What is a Promise/Best Practice?

Promising or best practice decisions, activities, and interventions in the context of health promotion and disease preventions: 

  • Systematically take into account the VALUES and principles of health promotion and public health 
  • Are supported by current scientific KNOWLEDGE as well as knowledge from experts and derived from practice
  • Observe the relevant context factors and achieve the intended POSITIVE effects while avoiding negative ones. 

Context Factors such as sociocultural conditions are of extreme importance in health promotion and increase the complexity of an intervention. The goal is not just affect specific life situations and contexts, but also to achieve changes in the dynamic, political and sociocultural environment by working together with other stakeholders.

Promising Practices were identified during the Building Healthy Military Communities Rapid needs assessment. Each Practice listed below is detailed in the following section to address program capabilities, reach and impact. This section is intended to showcase promising practices, draw connections with current initiatives across all states and incite new idea generation. 



Promising Practice example


Naval Air Station, Morale, Welfare and Recreation (MWR)- Coordinating Activities and Services using the MWR App. 

Trainer space CyberFit Fitness-Technology Platform 


Military Families Basic Needs and Thanksgiving Sponsorship Program.
Indiana Army Wellness Center.


Union Hospital of Cecil County Collaboration with Cecil County Health Department to execute Community Health Needs Assessment (CHNA) and Community Health Improvement Plan (CHIP)


Beyond the Yellow Ribbon (BTYR) 
BTYR Company Differential Pay Policy 


Mississippi National Guard (MSNG) Outreach Services via Mobile APP 

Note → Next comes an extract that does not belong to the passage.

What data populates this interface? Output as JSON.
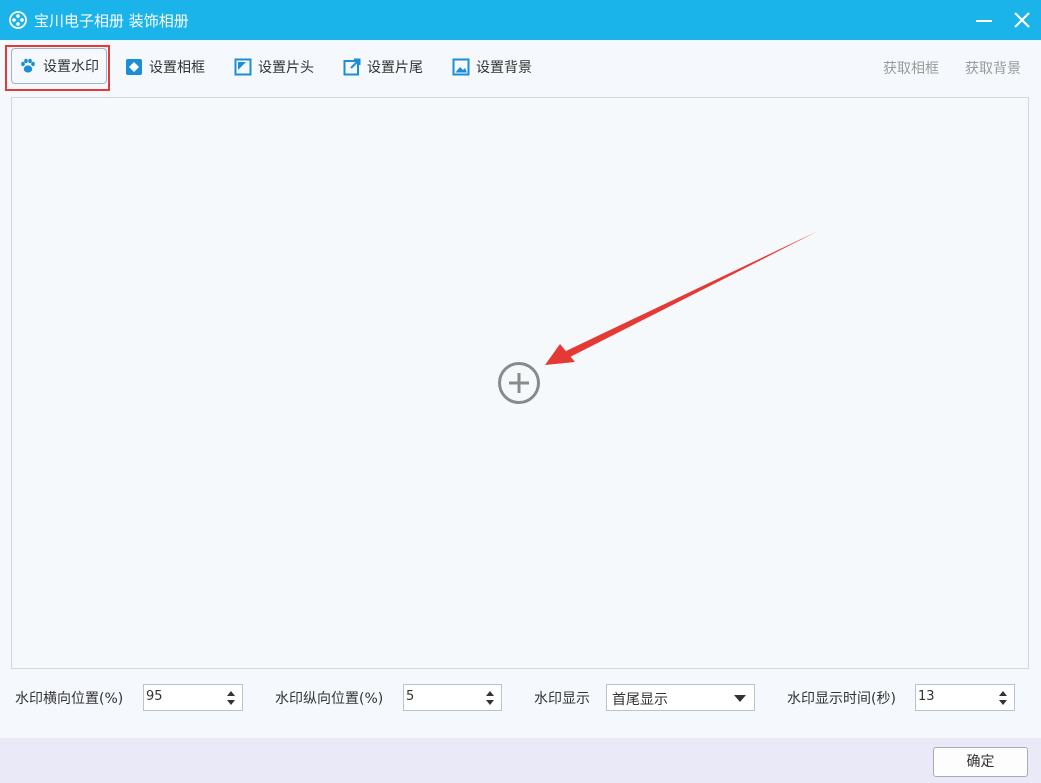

New Mexico

Center for Workforce at San Juan College: Flexibility to open programs when needs arises


Oklahoma Veteran Connections (OKVC)